Showing posts with label law of parsimony. Show all posts
Showing posts with label law of parsimony. Show all posts

27 Nov 2017

Cut the Crap: In Praise of Occam's Razor

Entia non sunt multiplicanda praeter necessitatem

Occam's razor is a convenient problem-solving principle attributed to a 14th-century English monk, scholastic philosopher and theologian, William of Ockham (c. 1287-1347), which states that among competing theories, the simplest (i.e., the one with fewest underlying assumptions) is, more often that not, likely to be correct and that complexity should not be valued for its own sake or unnecessarily fetishised.

Obviously, all events are open to interpretation and for any accepted explanation of a phenomenon, there will be a large number of alternative (often ad hoc) hypotheses. Thus we need something that helps us cut the crap and cut to the chase and Occam's razor does the job - although it should be noted that it functions more as a heuristic guide, rather than an irrefutable method for determining what's right.

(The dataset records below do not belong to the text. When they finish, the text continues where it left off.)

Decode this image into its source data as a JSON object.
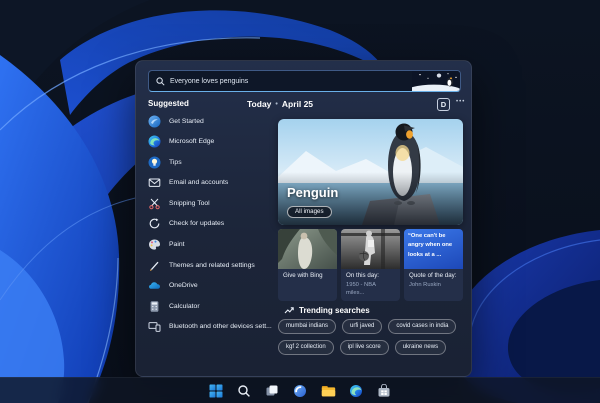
{
  "search": {
    "value": "Everyone loves penguins",
    "icon": "search-icon",
    "decoration": "penguin-night-art"
  },
  "suggested": {
    "header": "Suggested",
    "items": [
      {
        "label": "Get Started",
        "icon": "get-started-icon"
      },
      {
        "label": "Microsoft Edge",
        "icon": "edge-icon"
      },
      {
        "label": "Tips",
        "icon": "tips-icon"
      },
      {
        "label": "Email and accounts",
        "icon": "email-icon"
      },
      {
        "label": "Snipping Tool",
        "icon": "snipping-tool-icon"
      },
      {
        "label": "Check for updates",
        "icon": "update-icon"
      },
      {
        "label": "Paint",
        "icon": "paint-icon"
      },
      {
        "label": "Themes and related settings",
        "icon": "themes-icon"
      },
      {
        "label": "OneDrive",
        "icon": "onedrive-icon"
      },
      {
        "label": "Calculator",
        "icon": "calculator-icon"
      },
      {
        "label": "Bluetooth and other devices sett...",
        "icon": "bluetooth-devices-icon"
      }
    ]
  },
  "today": {
    "label": "Today",
    "separator": "•",
    "date": "April 25",
    "profile_badge": "D",
    "more_label": "•••"
  },
  "hero": {
    "title": "Penguin",
    "button_label": "All images"
  },
  "cards": [
    {
      "title": "Give with Bing"
    },
    {
      "title": "On this day:",
      "subtitle": "1950 - NBA miles..."
    },
    {
      "title": "Quote of the day:",
      "subtitle": "John Ruskin",
      "quote": "“One can't be angry when one looks at a ..."
    }
  ],
  "trending": {
    "header": "Trending searches",
    "icon": "trending-icon",
    "pills": [
      "mumbai indians",
      "urfi javed",
      "covid cases in india",
      "kgf 2 collection",
      "ipl live score",
      "ukraine news"
    ]
  },
  "taskbar": {
    "icons": [
      "start",
      "search",
      "task-view",
      "widgets",
      "file-explorer",
      "edge",
      "store"
    ]
  },
  "colors": {
    "panel_bg": "#1d2840",
    "accent": "#6ab0e8",
    "bloom_blue": "#2a6af0",
    "quote_card": "#2b63d8"
  }
}
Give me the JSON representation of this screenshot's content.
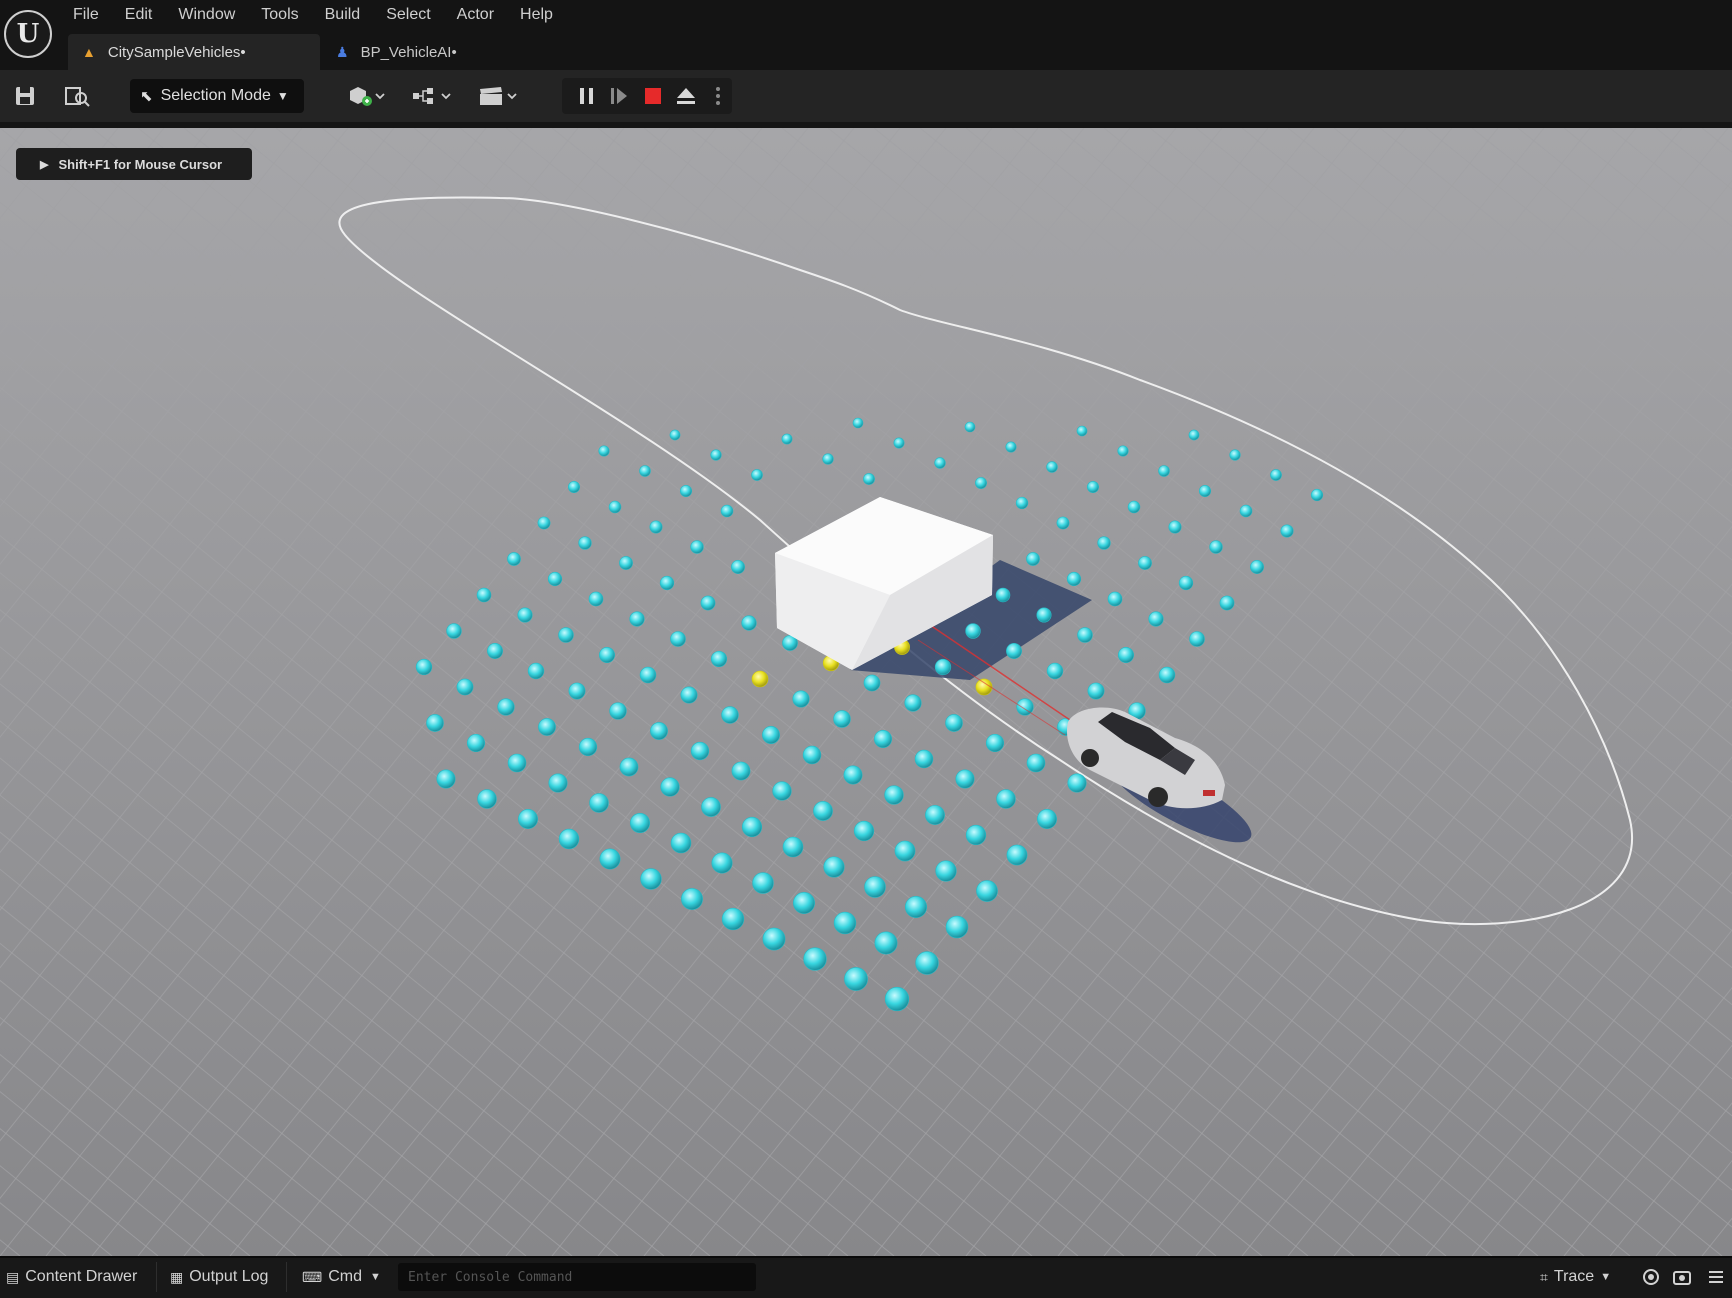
{
  "app": {
    "logo_letter": "U",
    "menu": [
      "File",
      "Edit",
      "Window",
      "Tools",
      "Build",
      "Select",
      "Actor",
      "Help"
    ]
  },
  "tabs": [
    {
      "label": "CitySampleVehicles•",
      "icon": "level-icon",
      "active": true
    },
    {
      "label": "BP_VehicleAI•",
      "icon": "blueprint-icon",
      "active": false
    }
  ],
  "toolbar": {
    "selection_mode": "Selection Mode",
    "icons": [
      "save-icon",
      "browse-icon",
      "add-actor-icon",
      "blueprint-flow-icon",
      "cinematics-icon",
      "pause-icon",
      "step-icon",
      "stop-icon",
      "eject-icon",
      "more-icon"
    ],
    "colors": {
      "stop": "#e62a2a"
    }
  },
  "viewport": {
    "hint": "Shift+F1 for Mouse Cursor",
    "colors": {
      "ground": "#8d8d90",
      "grid": "#a4a4a6",
      "spheres": "#38d6e0",
      "spheres_highlighted": "#e8e020",
      "box": "#f0f0f0",
      "spline": "#f2f2f2",
      "trace_line": "#e03030"
    }
  },
  "statusbar": {
    "content_drawer": "Content Drawer",
    "output_log": "Output Log",
    "cmd": "Cmd",
    "console_placeholder": "Enter Console Command",
    "trace": "Trace"
  }
}
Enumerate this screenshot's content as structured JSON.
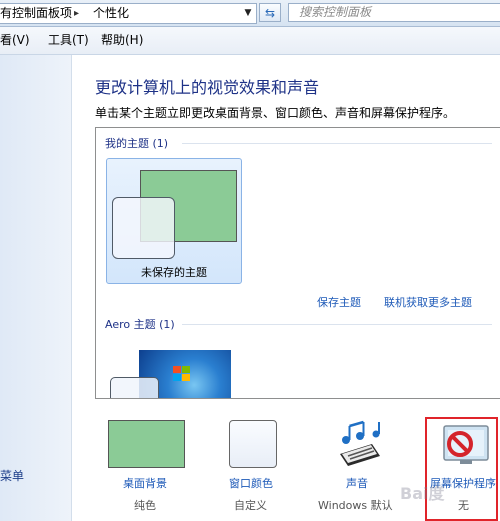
{
  "address_bar": {
    "crumbs": [
      "有控制面板项",
      "个性化"
    ],
    "search_placeholder": "搜索控制面板"
  },
  "menu": [
    "看(V)",
    "工具(T)",
    "帮助(H)"
  ],
  "leftnav": {
    "link": "菜单"
  },
  "main": {
    "title": "更改计算机上的视觉效果和声音",
    "description": "单击某个主题立即更改桌面背景、窗口颜色、声音和屏幕保护程序。"
  },
  "themes": {
    "my_group": "我的主题 (1)",
    "unsaved_label": "未保存的主题",
    "save_link": "保存主题",
    "online_link": "联机获取更多主题",
    "aero_group": "Aero 主题 (1)"
  },
  "bottom": {
    "desktop_bg": {
      "label": "桌面背景",
      "value": "纯色"
    },
    "window_color": {
      "label": "窗口颜色",
      "value": "自定义"
    },
    "sound": {
      "label": "声音",
      "value": "Windows 默认"
    },
    "screensaver": {
      "label": "屏幕保护程序",
      "value": "无"
    }
  },
  "colors": {
    "accent_text": "#1e3287",
    "link": "#1e5ab8",
    "highlight": "#e0242a"
  },
  "watermark": "Bai度"
}
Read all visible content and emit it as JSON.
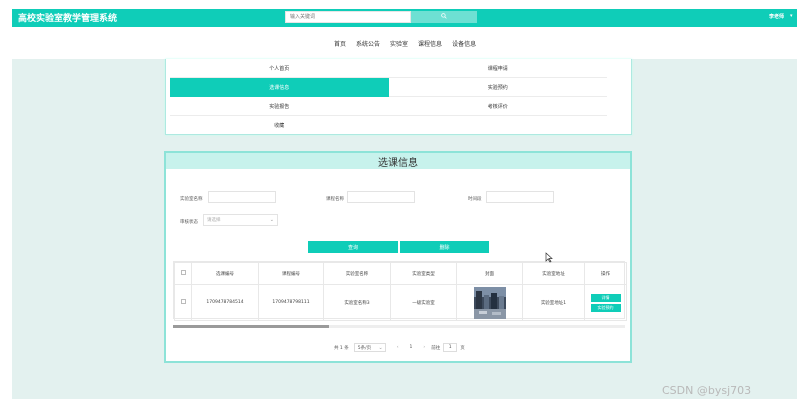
{
  "header": {
    "site_title": "高校实验室教学管理系统",
    "search_placeholder": "输入关键词",
    "search_icon": "search-icon",
    "user_name": "李老师",
    "caret": "▾"
  },
  "nav": {
    "items": [
      "首页",
      "系统公告",
      "实验室",
      "课程信息",
      "设备信息"
    ]
  },
  "user_menu": {
    "rows": [
      [
        "个人首页",
        "课程申请"
      ],
      [
        "选课信息",
        "实验预约"
      ],
      [
        "实验报告",
        "考核评价"
      ],
      [
        "收藏",
        ""
      ]
    ],
    "active": "选课信息"
  },
  "course_selection": {
    "title": "选课信息",
    "filters": {
      "lab_name_label": "实验室名称",
      "course_name_label": "课程名称",
      "time_label": "时间段",
      "audit_status_label": "审核状态",
      "audit_status_value": "请选择"
    },
    "buttons": {
      "search": "查询",
      "delete": "删除"
    },
    "table": {
      "columns": [
        "",
        "选课编号",
        "课程编号",
        "实验室名称",
        "实验室类型",
        "封面",
        "实验室地址",
        "操作"
      ],
      "rows": [
        {
          "selection_no": "1709478784514",
          "course_no": "1709478798111",
          "lab_name": "实验室名称3",
          "lab_type": "一级实验室",
          "cover": "lab-photo",
          "lab_address": "实验室地址1",
          "actions": [
            "详情",
            "实验预约"
          ]
        }
      ]
    },
    "pagination": {
      "total_text": "共 1 条",
      "page_size": "5条/页",
      "prev": "‹",
      "current_page": "1",
      "next": "›",
      "goto_label": "前往",
      "goto_value": "1",
      "page_suffix": "页"
    }
  },
  "watermark": "CSDN @bysj703",
  "colors": {
    "accent": "#0fcdb8",
    "page_bg": "#e3f1ef",
    "card_header": "#c7f2ec"
  }
}
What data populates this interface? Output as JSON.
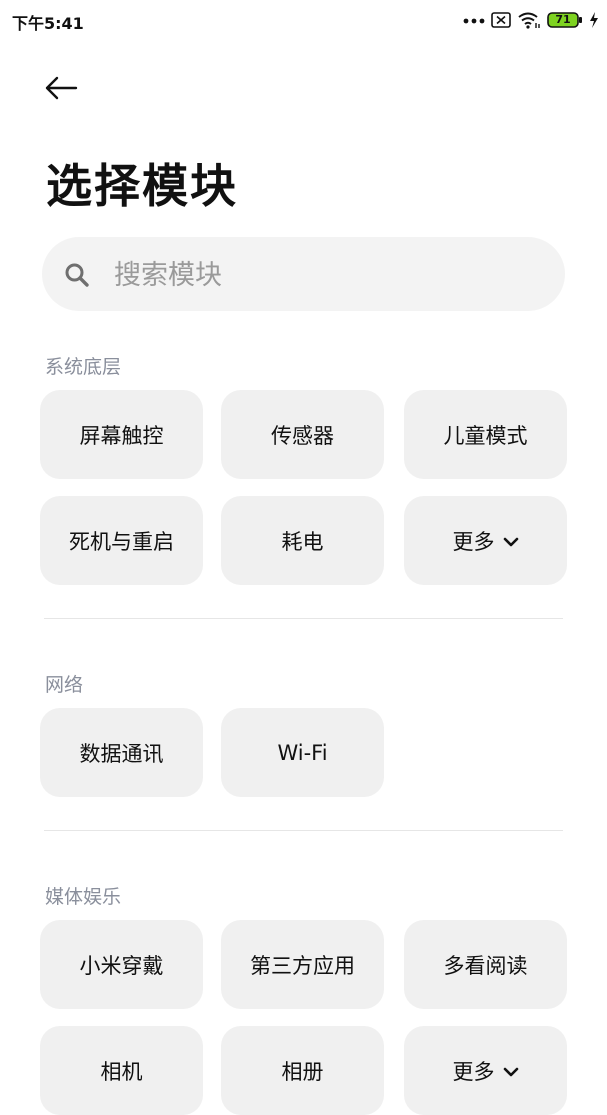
{
  "status_bar": {
    "time": "下午5:41",
    "battery": "71"
  },
  "title": "选择模块",
  "search": {
    "placeholder": "搜索模块"
  },
  "sections": [
    {
      "label": "系统底层",
      "chips": [
        "屏幕触控",
        "传感器",
        "儿童模式",
        "死机与重启",
        "耗电",
        "更多"
      ]
    },
    {
      "label": "网络",
      "chips": [
        "数据通讯",
        "Wi-Fi"
      ]
    },
    {
      "label": "媒体娱乐",
      "chips": [
        "小米穿戴",
        "第三方应用",
        "多看阅读",
        "相机",
        "相册",
        "更多"
      ]
    }
  ],
  "icons": {
    "back": "arrow-left-icon",
    "search": "search-icon",
    "more": "chevron-down-icon",
    "overflow": "more-dots-icon",
    "sim": "no-sim-icon",
    "wifi": "wifi-icon",
    "battery": "battery-icon",
    "charging": "charging-icon"
  },
  "colors": {
    "chip_bg": "#f0f0f0",
    "search_bg": "#f3f3f3",
    "section_label": "#8a8f9c",
    "battery_fill": "#7ed321"
  }
}
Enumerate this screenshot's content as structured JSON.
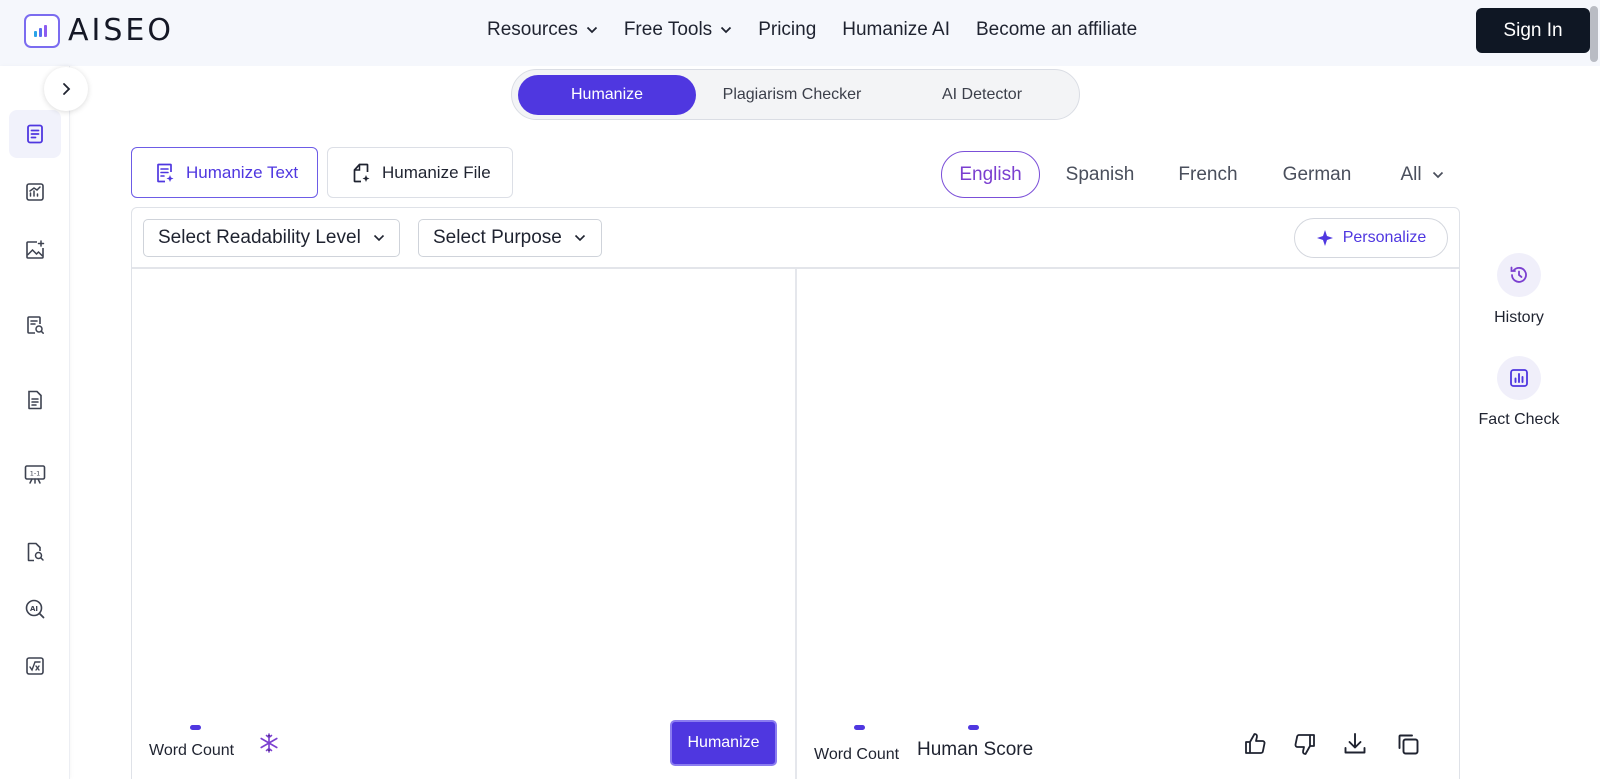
{
  "brand": {
    "name": "AISEO"
  },
  "nav": {
    "items": [
      {
        "label": "Resources",
        "has_dropdown": true
      },
      {
        "label": "Free Tools",
        "has_dropdown": true
      },
      {
        "label": "Pricing",
        "has_dropdown": false
      },
      {
        "label": "Humanize AI",
        "has_dropdown": false
      },
      {
        "label": "Become an affiliate",
        "has_dropdown": false
      }
    ],
    "signin_label": "Sign In"
  },
  "mode_tabs": [
    {
      "label": "Humanize",
      "active": true
    },
    {
      "label": "Plagiarism Checker",
      "active": false
    },
    {
      "label": "AI Detector",
      "active": false
    }
  ],
  "input_types": [
    {
      "label": "Humanize Text",
      "icon": "document-sparkle-icon",
      "active": true
    },
    {
      "label": "Humanize File",
      "icon": "file-sparkle-icon",
      "active": false
    }
  ],
  "languages": [
    {
      "label": "English",
      "active": true
    },
    {
      "label": "Spanish",
      "active": false
    },
    {
      "label": "French",
      "active": false
    },
    {
      "label": "German",
      "active": false
    },
    {
      "label": "All",
      "active": false,
      "has_dropdown": true
    }
  ],
  "toolbar": {
    "readability_label": "Select Readability Level",
    "purpose_label": "Select Purpose",
    "personalize_label": "Personalize"
  },
  "input_panel": {
    "word_count_label": "Word Count",
    "humanize_label": "Humanize"
  },
  "output_panel": {
    "word_count_label": "Word Count",
    "human_score_label": "Human Score"
  },
  "right_rail": {
    "history_label": "History",
    "fact_check_label": "Fact Check"
  },
  "sidebar": {
    "items": [
      {
        "icon": "document-edit-icon",
        "active": true
      },
      {
        "icon": "chart-icon",
        "active": false
      },
      {
        "icon": "image-sparkle-icon",
        "active": false
      },
      {
        "icon": "document-search-icon",
        "active": false
      },
      {
        "icon": "document-text-icon",
        "active": false
      },
      {
        "icon": "presentation-icon",
        "active": false
      },
      {
        "icon": "file-search-icon",
        "active": false
      },
      {
        "icon": "ai-search-icon",
        "active": false
      },
      {
        "icon": "formula-icon",
        "active": false
      }
    ]
  },
  "colors": {
    "accent": "#4f37e0",
    "header_bg": "#f5f7fc",
    "signin_bg": "#0f1724",
    "language_active": "#7b3fd0"
  }
}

It does, however, encourage and enable us to choose between competing truth-claims by opening them up to falsification and for that I'm grateful; just as I'm also grateful that it serves as a weapon in the fight against occultists, conspiracy theorists, and crackpots of every description for whom nothing is ever easy or as it appears and there's always a darker, deeper, more diabolical level of meaning to be uncovered. 

When hearing the sound of hooves on cobblestone outside your window, it's reasonable to assume it's someone on horseback and not that there's a unicorn passing by, or that a member of a sinister cult or secret government agency must have released a zebra from the local zoo in order to spread panic and confusion amongst members of the general public.

The law of parsimony helps us understand and appreciate this by taming the wildness of our imagination and curbing our enthusiasm for the elaborate and fanciful. As Bertrand Russell put it in his own reworking of Occam's razor: "Whenever possible, substitute constructions out of known entities for inferences to unknown entities."         

Having said that, I realise that Occam's razor is itself a metaphysical assumption; that there's little empirical evidence that the world is actually straightforward and transparent, or that simple accounts are more inherently true than weirdly complex ones. 

I also concede that Occam's razor is an inherently conservative device that tends to reinforce the general consensus of opinion and cut out opportunities to speculate, fantasise, and poetically re-imagine events. Artists, and those who like to daydream and listen to the (irrational) murmurs of their unconscious, as well as pataphysicists for whom knowledge is not only complex, but ambiguous, paradoxical and radically inconsistent, will naturally have an instinctive dislike for it.    

But, nevertheless, I think the scientific method and the axioms upon which it's based - there's an objective reality that is subject to natural laws which we can understand - is something worth defending, particularly in this present time of resurgent religiosity. And Occam's razor generally lends support to these axioms (although, of course, it doesn't prove them).


An article by Chris Chatham that shows the limitations (or bluntness) of Occam's razor - particularly within a scientific context - has been brought to my attention by Simon Solomon: click here. It seems that Whitehead offers us the best perspective on this topic: "The guiding motto in the life of every natural philosopher should be 'Seek simplicity and distrust it.'"